▶ _Work to be completed_
In the entries below, spot each line with the word "group" and copy it.

|---|

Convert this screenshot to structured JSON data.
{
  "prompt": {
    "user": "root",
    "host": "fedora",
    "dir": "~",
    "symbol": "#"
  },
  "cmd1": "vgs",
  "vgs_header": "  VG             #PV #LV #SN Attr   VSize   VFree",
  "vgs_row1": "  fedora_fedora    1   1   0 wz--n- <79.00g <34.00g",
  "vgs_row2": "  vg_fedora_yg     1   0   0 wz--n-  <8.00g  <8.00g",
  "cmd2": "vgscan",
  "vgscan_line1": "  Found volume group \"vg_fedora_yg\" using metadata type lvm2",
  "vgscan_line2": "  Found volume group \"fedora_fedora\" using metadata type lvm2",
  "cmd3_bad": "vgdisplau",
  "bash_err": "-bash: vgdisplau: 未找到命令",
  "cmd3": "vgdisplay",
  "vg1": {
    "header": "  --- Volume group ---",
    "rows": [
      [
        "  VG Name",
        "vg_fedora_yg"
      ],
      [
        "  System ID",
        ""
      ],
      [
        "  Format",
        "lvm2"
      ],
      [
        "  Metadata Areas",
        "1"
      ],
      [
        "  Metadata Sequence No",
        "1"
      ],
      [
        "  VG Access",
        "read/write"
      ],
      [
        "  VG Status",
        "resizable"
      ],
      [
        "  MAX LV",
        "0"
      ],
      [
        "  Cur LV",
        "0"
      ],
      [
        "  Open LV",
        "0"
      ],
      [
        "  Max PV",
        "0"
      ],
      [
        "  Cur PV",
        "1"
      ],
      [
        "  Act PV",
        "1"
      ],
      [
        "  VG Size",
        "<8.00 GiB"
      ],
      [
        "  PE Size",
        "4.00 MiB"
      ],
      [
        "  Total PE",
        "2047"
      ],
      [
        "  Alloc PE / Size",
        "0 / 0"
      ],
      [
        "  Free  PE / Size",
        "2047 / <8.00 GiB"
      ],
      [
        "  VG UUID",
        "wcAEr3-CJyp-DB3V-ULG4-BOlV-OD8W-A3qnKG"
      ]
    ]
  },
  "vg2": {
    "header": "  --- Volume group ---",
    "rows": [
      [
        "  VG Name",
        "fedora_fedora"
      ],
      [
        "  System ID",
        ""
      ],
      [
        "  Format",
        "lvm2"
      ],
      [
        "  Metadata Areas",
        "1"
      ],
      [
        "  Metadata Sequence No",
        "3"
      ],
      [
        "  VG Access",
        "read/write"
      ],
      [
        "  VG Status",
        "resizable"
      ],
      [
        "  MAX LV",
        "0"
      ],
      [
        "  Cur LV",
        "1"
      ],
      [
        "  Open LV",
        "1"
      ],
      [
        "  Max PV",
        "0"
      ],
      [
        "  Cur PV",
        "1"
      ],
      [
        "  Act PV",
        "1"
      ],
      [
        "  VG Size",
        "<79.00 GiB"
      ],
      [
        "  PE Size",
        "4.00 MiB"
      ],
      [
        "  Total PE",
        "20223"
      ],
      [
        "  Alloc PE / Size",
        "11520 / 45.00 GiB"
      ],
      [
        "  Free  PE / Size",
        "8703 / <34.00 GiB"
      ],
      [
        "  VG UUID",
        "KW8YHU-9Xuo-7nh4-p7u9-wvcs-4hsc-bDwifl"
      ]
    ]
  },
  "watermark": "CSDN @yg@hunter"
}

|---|

▶ _Exercise output_
  "vgscan_line1": "  Found volume group \"vg_fedora_yg\" using metadata type lvm2",
  "vgscan_line2": "  Found volume group \"fedora_fedora\" using metadata type lvm2",
    "header": "  --- Volume group ---",
    "header": "  --- Volume group ---",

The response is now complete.